Everyone knows electrical equipment can start a fire, but not too many know it can solve where and how a fire started.
They have a bit of some inert gas in there to keep the inside of the glass bulb from getting excessively blackened as the tungsten filament evaporates from the heat. It also enables manufacturers to use thinner glass.
How in the world would this point to where the fire "started"? It seems as though it would more likely point to wherever the hotter gas was collecting, irregardless of where the actual initial flames were.

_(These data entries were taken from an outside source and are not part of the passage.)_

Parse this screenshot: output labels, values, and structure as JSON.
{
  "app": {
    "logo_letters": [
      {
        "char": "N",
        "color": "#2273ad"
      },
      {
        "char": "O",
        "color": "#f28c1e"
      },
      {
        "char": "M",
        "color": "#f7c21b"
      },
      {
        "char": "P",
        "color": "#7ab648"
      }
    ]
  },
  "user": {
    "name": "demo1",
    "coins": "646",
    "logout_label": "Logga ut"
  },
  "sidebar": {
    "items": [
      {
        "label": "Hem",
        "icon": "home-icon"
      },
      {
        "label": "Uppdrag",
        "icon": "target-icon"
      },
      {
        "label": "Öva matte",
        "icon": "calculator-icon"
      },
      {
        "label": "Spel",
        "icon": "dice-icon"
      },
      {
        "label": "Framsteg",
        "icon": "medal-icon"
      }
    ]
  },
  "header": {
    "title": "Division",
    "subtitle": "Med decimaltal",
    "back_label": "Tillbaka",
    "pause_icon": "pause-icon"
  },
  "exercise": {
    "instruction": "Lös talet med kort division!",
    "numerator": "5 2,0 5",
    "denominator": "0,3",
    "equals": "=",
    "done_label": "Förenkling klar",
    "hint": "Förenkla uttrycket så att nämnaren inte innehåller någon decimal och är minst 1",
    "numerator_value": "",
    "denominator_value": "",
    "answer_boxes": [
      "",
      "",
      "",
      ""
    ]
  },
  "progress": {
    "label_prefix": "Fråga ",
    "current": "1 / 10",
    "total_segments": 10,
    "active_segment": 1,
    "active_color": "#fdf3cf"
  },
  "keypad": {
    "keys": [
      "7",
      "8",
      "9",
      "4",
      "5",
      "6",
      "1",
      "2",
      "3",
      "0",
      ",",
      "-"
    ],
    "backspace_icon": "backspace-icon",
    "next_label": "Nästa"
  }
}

My delay in getting back to this item and the comments is because I have been searching for the science behind the light bulb pointing in the direction of the source of fire. It is in NFPA 921 part 4-20.1 (1995 edition) This NFPA document was the result of the lack of science that the news articles reference. Titled "Distorted Light Bulbs" it goes on to state. Incandescent light bulbs can sometimes show the direction of heat impingment. As the side of the bulb facing the source is heated and softens the gases inside a bulb of greater than 25 watts can begin to expand and bubble out the softened glass. This has been traditionally called a "pulled" light bulb, though the action is really a response to internal pressure rather than a pulling. The bulged or "pulled" portion of the bulb will be in the direction of the source of the heating. I wasn't aware of the 25 watt limit which is based on 25 watt or less bulbs being vacuum rather than inert gas filled, and the glass will be dimpled instead of pulled. The NFPA is more than just the Electrical Code. Alan--